** Task description **
The pictures are to be dropped, and the records below are to be restated word for word.

(Given entries Opens)

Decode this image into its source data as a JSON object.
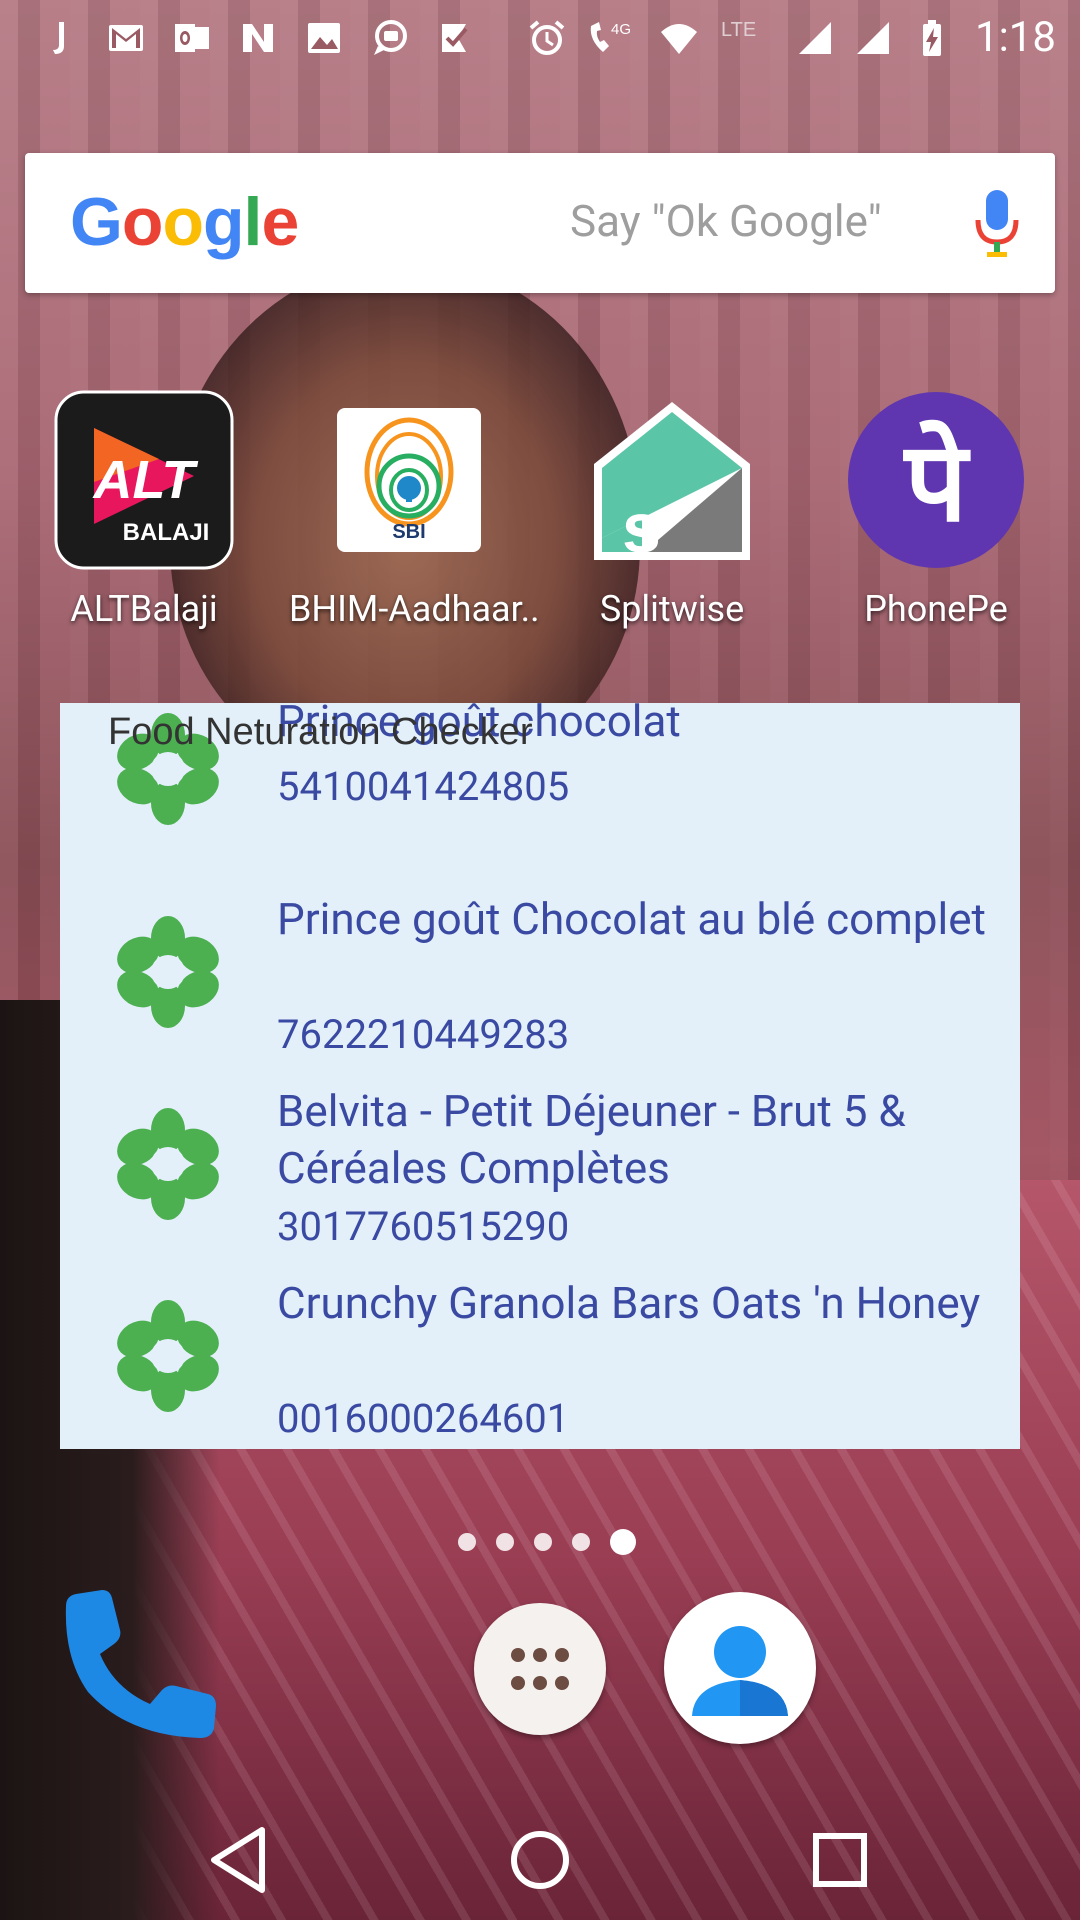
{
  "status_bar": {
    "time": "1:18",
    "network_label": "4G",
    "lte_label": "LTE",
    "left_icons": [
      "j-app-icon",
      "gmail-icon",
      "outlook-icon",
      "n-app-icon",
      "gallery-icon",
      "chat-icon",
      "tasks-icon"
    ],
    "right_icons": [
      "alarm-icon",
      "wifi-call-icon",
      "wifi-icon",
      "signal-icon",
      "signal-icon",
      "battery-charging-icon"
    ]
  },
  "search": {
    "logo_letters": [
      "G",
      "o",
      "o",
      "g",
      "l",
      "e"
    ],
    "hint": "Say \"Ok Google\""
  },
  "apps": [
    {
      "label": "ALTBalaji",
      "icon": "altbalaji-icon",
      "logo_top": "ALT",
      "logo_bottom": "BALAJI"
    },
    {
      "label": "BHIM-Aadhaar..",
      "icon": "bhim-aadhaar-icon",
      "logo_text": "SBI"
    },
    {
      "label": "Splitwise",
      "icon": "splitwise-icon"
    },
    {
      "label": "PhonePe",
      "icon": "phonepe-icon",
      "logo_text": "पे"
    }
  ],
  "widget": {
    "title": "Food Neturation Checker",
    "items": [
      {
        "name": "Prince goût chocolat",
        "code": "5410041424805"
      },
      {
        "name": "Prince goût Chocolat au blé complet",
        "code": "7622210449283"
      },
      {
        "name": "Belvita - Petit Déjeuner - Brut 5 & Céréales Complètes",
        "code": "3017760515290"
      },
      {
        "name": "Crunchy Granola Bars Oats 'n Honey",
        "code": "0016000264601"
      }
    ]
  },
  "page_indicator": {
    "count": 5,
    "active_index": 4
  },
  "dock": [
    "phone-icon",
    "app-drawer-icon",
    "contacts-icon"
  ],
  "nav": [
    "back-icon",
    "home-icon",
    "recents-icon"
  ],
  "colors": {
    "widget_bg": "#e3f0fa",
    "item_text": "#3a4aa3",
    "flower": "#4caf50",
    "phonepe": "#5f36b0",
    "splitwise": "#5bc5a7",
    "altbalaji_bg": "#1b1b1b"
  }
}
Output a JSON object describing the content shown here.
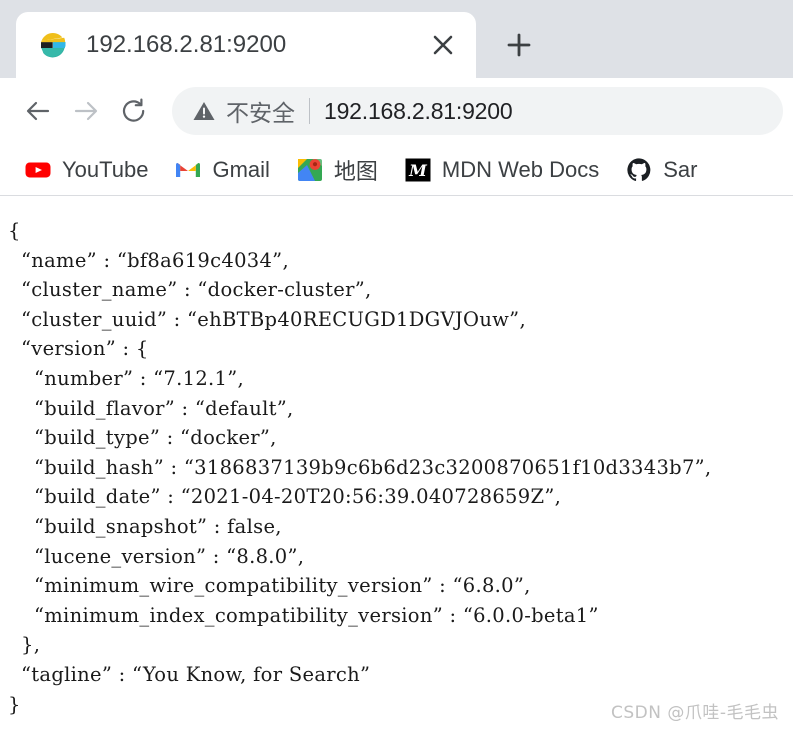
{
  "window": {
    "tab_strip_bg": "#dee1e6"
  },
  "tabs": [
    {
      "title": "192.168.2.81:9200",
      "favicon": "elasticsearch-icon",
      "close_label": "×",
      "active": true
    }
  ],
  "new_tab": {
    "label": "+",
    "icon": "plus-icon"
  },
  "toolbar": {
    "back": {
      "icon": "arrow-left-icon",
      "enabled": true
    },
    "forward": {
      "icon": "arrow-right-icon",
      "enabled": false
    },
    "reload": {
      "icon": "reload-icon",
      "enabled": true
    },
    "omnibox": {
      "security_icon": "warning-triangle-icon",
      "security_text": "不安全",
      "url": "192.168.2.81:9200"
    }
  },
  "bookmarks": [
    {
      "label": "YouTube",
      "icon": "youtube-icon"
    },
    {
      "label": "Gmail",
      "icon": "gmail-icon"
    },
    {
      "label": "地图",
      "icon": "google-maps-icon"
    },
    {
      "label": "MDN Web Docs",
      "icon": "mdn-icon"
    },
    {
      "label": "Sar",
      "icon": "github-icon"
    }
  ],
  "page": {
    "content_type": "json",
    "json_text": "{\n  “name” : “bf8a619c4034”,\n  “cluster_name” : “docker-cluster”,\n  “cluster_uuid” : “ehBTBp40RECUGD1DGVJOuw”,\n  “version” : {\n    “number” : “7.12.1”,\n    “build_flavor” : “default”,\n    “build_type” : “docker”,\n    “build_hash” : “3186837139b9c6b6d23c3200870651f10d3343b7”,\n    “build_date” : “2021-04-20T20:56:39.040728659Z”,\n    “build_snapshot” : false,\n    “lucene_version” : “8.8.0”,\n    “minimum_wire_compatibility_version” : “6.8.0”,\n    “minimum_index_compatibility_version” : “6.0.0-beta1”\n  },\n  “tagline” : “You Know, for Search”\n}",
    "json_fields": {
      "name": "bf8a619c4034",
      "cluster_name": "docker-cluster",
      "cluster_uuid": "ehBTBp40RECUGD1DGVJOuw",
      "version": {
        "number": "7.12.1",
        "build_flavor": "default",
        "build_type": "docker",
        "build_hash": "3186837139b9c6b6d23c3200870651f10d3343b7",
        "build_date": "2021-04-20T20:56:39.040728659Z",
        "build_snapshot": "false",
        "lucene_version": "8.8.0",
        "minimum_wire_compatibility_version": "6.8.0",
        "minimum_index_compatibility_version": "6.0.0-beta1"
      },
      "tagline": "You Know, for Search"
    }
  },
  "watermark": {
    "text": "CSDN @爪哇-毛毛虫"
  }
}
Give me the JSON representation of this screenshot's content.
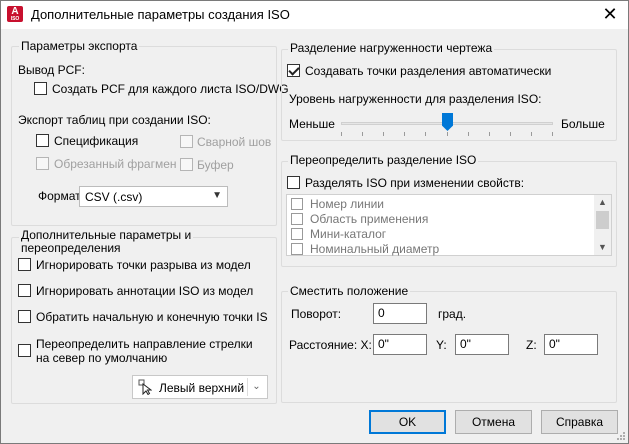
{
  "window": {
    "title": "Дополнительные параметры создания ISO",
    "icon_letter": "A",
    "icon_sub": "ISO"
  },
  "export": {
    "group_title": "Параметры экспорта",
    "pcf_label": "Вывод PCF:",
    "pcf_each_sheet": {
      "label": "Создать PCF для каждого листа ISO/DWG",
      "checked": false
    },
    "tables_label": "Экспорт таблиц при создании ISO:",
    "spec": {
      "label": "Спецификация",
      "checked": false
    },
    "weld": {
      "label": "Сварной шов",
      "checked": false,
      "disabled": true
    },
    "cut": {
      "label": "Обрезанный фрагмен",
      "checked": false,
      "disabled": true
    },
    "buffer": {
      "label": "Буфер",
      "checked": false,
      "disabled": true
    },
    "format_label": "Формат",
    "format_value": "CSV (.csv)"
  },
  "overrides": {
    "group_title_1": "Дополнительные параметры и",
    "group_title_2": "переопределения",
    "ignore_breaks": {
      "label": "Игнорировать точки разрыва из модел",
      "checked": false
    },
    "ignore_annot": {
      "label": "Игнорировать аннотации ISO из модел",
      "checked": false
    },
    "reverse_points": {
      "label": "Обратить начальную и конечную точки IS",
      "checked": false
    },
    "arrow_1": "Переопределить направление стрелки",
    "arrow_2": "на север по умолчанию",
    "arrow_checked": false,
    "position_value": "Левый верхний"
  },
  "density": {
    "group_title": "Разделение нагруженности чертежа",
    "auto": {
      "label": "Создавать точки разделения автоматически",
      "checked": true
    },
    "level_label": "Уровень нагруженности для разделения ISO:",
    "less": "Меньше",
    "more": "Больше",
    "level_fraction": 0.5
  },
  "split": {
    "group_title": "Переопределить разделение ISO",
    "on_change": {
      "label": "Разделять ISO при изменении свойств:",
      "checked": false
    },
    "items": [
      {
        "label": "Номер линии",
        "checked": false
      },
      {
        "label": "Область применения",
        "checked": false
      },
      {
        "label": "Мини-каталог",
        "checked": false
      },
      {
        "label": "Номинальный диаметр",
        "checked": false
      }
    ]
  },
  "offset": {
    "group_title": "Сместить положение",
    "rotation_label": "Поворот:",
    "rotation_value": "0",
    "rotation_unit": "град.",
    "distance_label": "Расстояние: X:",
    "x_value": "0\"",
    "y_label": "Y:",
    "y_value": "0\"",
    "z_label": "Z:",
    "z_value": "0\""
  },
  "buttons": {
    "ok": "OK",
    "cancel": "Отмена",
    "help": "Справка"
  },
  "colors": {
    "accent": "#0078d7",
    "icon_red": "#c8102e"
  }
}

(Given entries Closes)

** Answer area **
Decode this image into its source data as a JSON object.
{
  "status_bar": {
    "time": "1:18",
    "network_label": "4G",
    "lte_label": "LTE",
    "left_icons": [
      "j-app-icon",
      "gmail-icon",
      "outlook-icon",
      "n-app-icon",
      "gallery-icon",
      "chat-icon",
      "tasks-icon"
    ],
    "right_icons": [
      "alarm-icon",
      "wifi-call-icon",
      "wifi-icon",
      "signal-icon",
      "signal-icon",
      "battery-charging-icon"
    ]
  },
  "search": {
    "logo_letters": [
      "G",
      "o",
      "o",
      "g",
      "l",
      "e"
    ],
    "hint": "Say \"Ok Google\""
  },
  "apps": [
    {
      "label": "ALTBalaji",
      "icon": "altbalaji-icon",
      "logo_top": "ALT",
      "logo_bottom": "BALAJI"
    },
    {
      "label": "BHIM-Aadhaar..",
      "icon": "bhim-aadhaar-icon",
      "logo_text": "SBI"
    },
    {
      "label": "Splitwise",
      "icon": "splitwise-icon"
    },
    {
      "label": "PhonePe",
      "icon": "phonepe-icon",
      "logo_text": "पे"
    }
  ],
  "widget": {
    "title": "Food Neturation Checker",
    "items": [
      {
        "name": "Prince goût chocolat",
        "code": "5410041424805"
      },
      {
        "name": "Prince goût Chocolat au blé complet",
        "code": "7622210449283"
      },
      {
        "name": "Belvita - Petit Déjeuner - Brut 5 & Céréales Complètes",
        "code": "3017760515290"
      },
      {
        "name": "Crunchy Granola Bars Oats 'n Honey",
        "code": "0016000264601"
      }
    ]
  },
  "page_indicator": {
    "count": 5,
    "active_index": 4
  },
  "dock": [
    "phone-icon",
    "app-drawer-icon",
    "contacts-icon"
  ],
  "nav": [
    "back-icon",
    "home-icon",
    "recents-icon"
  ],
  "colors": {
    "widget_bg": "#e3f0fa",
    "item_text": "#3a4aa3",
    "flower": "#4caf50",
    "phonepe": "#5f36b0",
    "splitwise": "#5bc5a7",
    "altbalaji_bg": "#1b1b1b"
  }
}
Output a JSON object describing the content shown here.
{
  "window": {
    "tab_strip_bg": "#dee1e6"
  },
  "tabs": [
    {
      "title": "192.168.2.81:9200",
      "favicon": "elasticsearch-icon",
      "close_label": "×",
      "active": true
    }
  ],
  "new_tab": {
    "label": "+",
    "icon": "plus-icon"
  },
  "toolbar": {
    "back": {
      "icon": "arrow-left-icon",
      "enabled": true
    },
    "forward": {
      "icon": "arrow-right-icon",
      "enabled": false
    },
    "reload": {
      "icon": "reload-icon",
      "enabled": true
    },
    "omnibox": {
      "security_icon": "warning-triangle-icon",
      "security_text": "不安全",
      "url": "192.168.2.81:9200"
    }
  },
  "bookmarks": [
    {
      "label": "YouTube",
      "icon": "youtube-icon"
    },
    {
      "label": "Gmail",
      "icon": "gmail-icon"
    },
    {
      "label": "地图",
      "icon": "google-maps-icon"
    },
    {
      "label": "MDN Web Docs",
      "icon": "mdn-icon"
    },
    {
      "label": "Sar",
      "icon": "github-icon"
    }
  ],
  "page": {
    "content_type": "json",
    "json_text": "{\n  “name” : “bf8a619c4034”,\n  “cluster_name” : “docker-cluster”,\n  “cluster_uuid” : “ehBTBp40RECUGD1DGVJOuw”,\n  “version” : {\n    “number” : “7.12.1”,\n    “build_flavor” : “default”,\n    “build_type” : “docker”,\n    “build_hash” : “3186837139b9c6b6d23c3200870651f10d3343b7”,\n    “build_date” : “2021-04-20T20:56:39.040728659Z”,\n    “build_snapshot” : false,\n    “lucene_version” : “8.8.0”,\n    “minimum_wire_compatibility_version” : “6.8.0”,\n    “minimum_index_compatibility_version” : “6.0.0-beta1”\n  },\n  “tagline” : “You Know, for Search”\n}",
    "json_fields": {
      "name": "bf8a619c4034",
      "cluster_name": "docker-cluster",
      "cluster_uuid": "ehBTBp40RECUGD1DGVJOuw",
      "version": {
        "number": "7.12.1",
        "build_flavor": "default",
        "build_type": "docker",
        "build_hash": "3186837139b9c6b6d23c3200870651f10d3343b7",
        "build_date": "2021-04-20T20:56:39.040728659Z",
        "build_snapshot": "false",
        "lucene_version": "8.8.0",
        "minimum_wire_compatibility_version": "6.8.0",
        "minimum_index_compatibility_version": "6.0.0-beta1"
      },
      "tagline": "You Know, for Search"
    }
  },
  "watermark": {
    "text": "CSDN @爪哇-毛毛虫"
  }
}
Give me the JSON representation of this screenshot's content.
{
  "window": {
    "title": "Дополнительные параметры создания ISO",
    "icon_letter": "A",
    "icon_sub": "ISO"
  },
  "export": {
    "group_title": "Параметры экспорта",
    "pcf_label": "Вывод PCF:",
    "pcf_each_sheet": {
      "label": "Создать PCF для каждого листа ISO/DWG",
      "checked": false
    },
    "tables_label": "Экспорт таблиц при создании ISO:",
    "spec": {
      "label": "Спецификация",
      "checked": false
    },
    "weld": {
      "label": "Сварной шов",
      "checked": false,
      "disabled": true
    },
    "cut": {
      "label": "Обрезанный фрагмен",
      "checked": false,
      "disabled": true
    },
    "buffer": {
      "label": "Буфер",
      "checked": false,
      "disabled": true
    },
    "format_label": "Формат",
    "format_value": "CSV (.csv)"
  },
  "overrides": {
    "group_title_1": "Дополнительные параметры и",
    "group_title_2": "переопределения",
    "ignore_breaks": {
      "label": "Игнорировать точки разрыва из модел",
      "checked": false
    },
    "ignore_annot": {
      "label": "Игнорировать аннотации ISO из модел",
      "checked": false
    },
    "reverse_points": {
      "label": "Обратить начальную и конечную точки IS",
      "checked": false
    },
    "arrow_1": "Переопределить направление стрелки",
    "arrow_2": "на север по умолчанию",
    "arrow_checked": false,
    "position_value": "Левый верхний"
  },
  "density": {
    "group_title": "Разделение нагруженности чертежа",
    "auto": {
      "label": "Создавать точки разделения автоматически",
      "checked": true
    },
    "level_label": "Уровень нагруженности для разделения ISO:",
    "less": "Меньше",
    "more": "Больше",
    "level_fraction": 0.5
  },
  "split": {
    "group_title": "Переопределить разделение ISO",
    "on_change": {
      "label": "Разделять ISO при изменении свойств:",
      "checked": false
    },
    "items": [
      {
        "label": "Номер линии",
        "checked": false
      },
      {
        "label": "Область применения",
        "checked": false
      },
      {
        "label": "Мини-каталог",
        "checked": false
      },
      {
        "label": "Номинальный диаметр",
        "checked": false
      }
    ]
  },
  "offset": {
    "group_title": "Сместить положение",
    "rotation_label": "Поворот:",
    "rotation_value": "0",
    "rotation_unit": "град.",
    "distance_label": "Расстояние: X:",
    "x_value": "0\"",
    "y_label": "Y:",
    "y_value": "0\"",
    "z_label": "Z:",
    "z_value": "0\""
  },
  "buttons": {
    "ok": "OK",
    "cancel": "Отмена",
    "help": "Справка"
  },
  "colors": {
    "accent": "#0078d7",
    "icon_red": "#c8102e"
  }
}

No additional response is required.